Component data from apps and pages:
-------

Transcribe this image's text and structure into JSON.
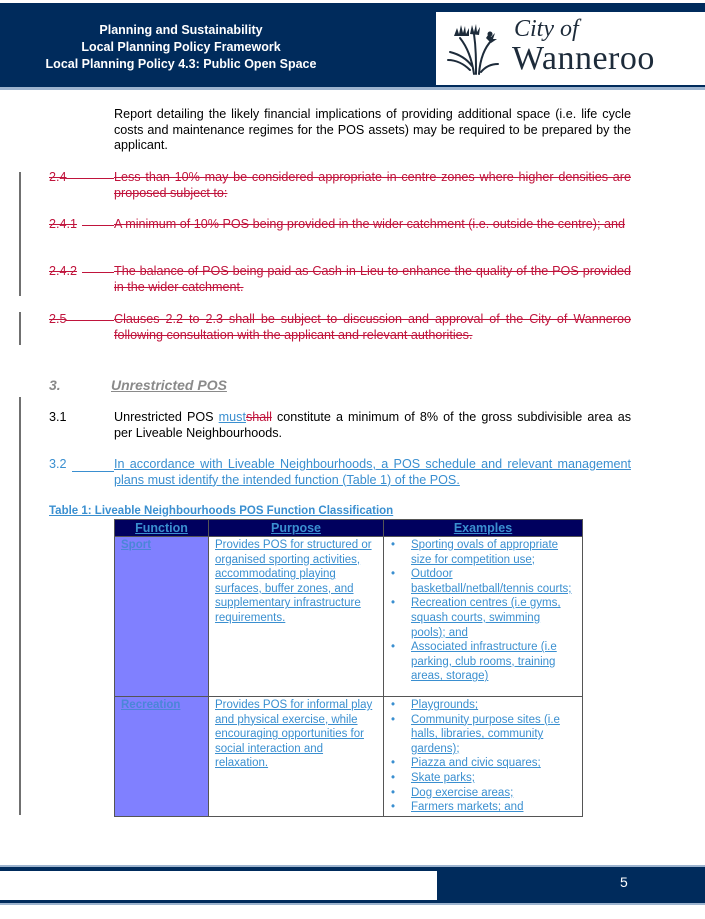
{
  "header": {
    "line1": "Planning and Sustainability",
    "line2": "Local Planning Policy Framework",
    "line3": "Local Planning Policy 4.3: Public Open Space",
    "logo": {
      "icon": "kangaroo-paw-icon",
      "text_line1": "City of",
      "text_line2": "Wanneroo"
    }
  },
  "colors": {
    "brand_navy": "#002b5c",
    "deleted_text": "#c0143c",
    "inserted_text": "#3a8fd0",
    "table_header_bg": "#00005e",
    "function_cell_bg": "#8080ff"
  },
  "body": {
    "intro_paragraph": "Report detailing the likely financial implications of providing additional space (i.e. life cycle costs and maintenance regimes for the POS assets) may be required to be prepared by the applicant.",
    "deleted_clauses": [
      {
        "num": "2.4",
        "text": "Less than 10% may be considered appropriate in centre zones where higher densities are proposed subject to:"
      },
      {
        "num": "2.4.1",
        "text": "A minimum of 10% POS being provided in the wider catchment (i.e. outside the centre); and"
      },
      {
        "num": "2.4.2",
        "text": "The balance of POS being paid as Cash-in-Lieu to enhance the quality of the POS provided in the wider catchment."
      },
      {
        "num": "2.5",
        "text": "Clauses 2.2 to 2.3 shall be subject to discussion and approval of the City of Wanneroo following consultation with the applicant and relevant authorities."
      }
    ],
    "section3": {
      "num": "3.",
      "title": "Unrestricted POS"
    },
    "clause_3_1": {
      "num": "3.1",
      "text_before": "Unrestricted POS ",
      "inserted_word": "must",
      "deleted_word": "shall",
      "text_after": " constitute a minimum of 8% of the gross subdivisible area as per Liveable Neighbourhoods."
    },
    "clause_3_2": {
      "num": "3.2",
      "text": "In accordance with Liveable Neighbourhoods, a POS schedule and relevant management plans must identify the intended function (Table 1) of the POS."
    }
  },
  "table": {
    "caption": "Table 1: Liveable Neighbourhoods POS Function Classification",
    "headers": [
      "Function",
      "Purpose",
      "Examples"
    ],
    "rows": [
      {
        "function": "Sport",
        "purpose": "Provides POS for structured or organised sporting activities, accommodating playing surfaces, buffer zones, and supplementary infrastructure requirements.",
        "examples": [
          "Sporting ovals of appropriate size for competition use;",
          "Outdoor basketball/netball/tennis courts;",
          "Recreation centres (i.e gyms, squash courts, swimming pools); and",
          "Associated infrastructure (i.e parking, club rooms, training areas, storage)"
        ]
      },
      {
        "function": "Recreation",
        "purpose": "Provides POS for informal play and physical exercise, while encouraging opportunities for social interaction and relaxation.",
        "examples": [
          "Playgrounds;",
          "Community purpose sites (i.e halls, libraries, community gardens);",
          "Piazza and civic squares;",
          "Skate parks;",
          "Dog exercise areas;",
          "Farmers markets; and"
        ]
      }
    ],
    "bullet": "•"
  },
  "footer": {
    "page_number": "5"
  }
}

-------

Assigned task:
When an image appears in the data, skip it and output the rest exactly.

Result:
Transcribe this image's text and structure into JSON.
{
  "header": {
    "line1": "Planning and Sustainability",
    "line2": "Local Planning Policy Framework",
    "line3": "Local Planning Policy 4.3: Public Open Space",
    "logo": {
      "icon": "kangaroo-paw-icon",
      "text_line1": "City of",
      "text_line2": "Wanneroo"
    }
  },
  "colors": {
    "brand_navy": "#002b5c",
    "deleted_text": "#c0143c",
    "inserted_text": "#3a8fd0",
    "table_header_bg": "#00005e",
    "function_cell_bg": "#8080ff"
  },
  "body": {
    "intro_paragraph": "Report detailing the likely financial implications of providing additional space (i.e. life cycle costs and maintenance regimes for the POS assets) may be required to be prepared by the applicant.",
    "deleted_clauses": [
      {
        "num": "2.4",
        "text": "Less than 10% may be considered appropriate in centre zones where higher densities are proposed subject to:"
      },
      {
        "num": "2.4.1",
        "text": "A minimum of 10% POS being provided in the wider catchment (i.e. outside the centre); and"
      },
      {
        "num": "2.4.2",
        "text": "The balance of POS being paid as Cash-in-Lieu to enhance the quality of the POS provided in the wider catchment."
      },
      {
        "num": "2.5",
        "text": "Clauses 2.2 to 2.3 shall be subject to discussion and approval of the City of Wanneroo following consultation with the applicant and relevant authorities."
      }
    ],
    "section3": {
      "num": "3.",
      "title": "Unrestricted POS"
    },
    "clause_3_1": {
      "num": "3.1",
      "text_before": "Unrestricted POS ",
      "inserted_word": "must",
      "deleted_word": "shall",
      "text_after": " constitute a minimum of 8% of the gross subdivisible area as per Liveable Neighbourhoods."
    },
    "clause_3_2": {
      "num": "3.2",
      "text": "In accordance with Liveable Neighbourhoods, a POS schedule and relevant management plans must identify the intended function (Table 1) of the POS."
    }
  },
  "table": {
    "caption": "Table 1: Liveable Neighbourhoods POS Function Classification",
    "headers": [
      "Function",
      "Purpose",
      "Examples"
    ],
    "rows": [
      {
        "function": "Sport",
        "purpose": "Provides POS for structured or organised sporting activities, accommodating playing surfaces, buffer zones, and supplementary infrastructure requirements.",
        "examples": [
          "Sporting ovals of appropriate size for competition use;",
          "Outdoor basketball/netball/tennis courts;",
          "Recreation centres (i.e gyms, squash courts, swimming pools); and",
          "Associated infrastructure (i.e parking, club rooms, training areas, storage)"
        ]
      },
      {
        "function": "Recreation",
        "purpose": "Provides POS for informal play and physical exercise, while encouraging opportunities for social interaction and relaxation.",
        "examples": [
          "Playgrounds;",
          "Community purpose sites (i.e halls, libraries, community gardens);",
          "Piazza and civic squares;",
          "Skate parks;",
          "Dog exercise areas;",
          "Farmers markets; and"
        ]
      }
    ],
    "bullet": "•"
  },
  "footer": {
    "page_number": "5"
  }
}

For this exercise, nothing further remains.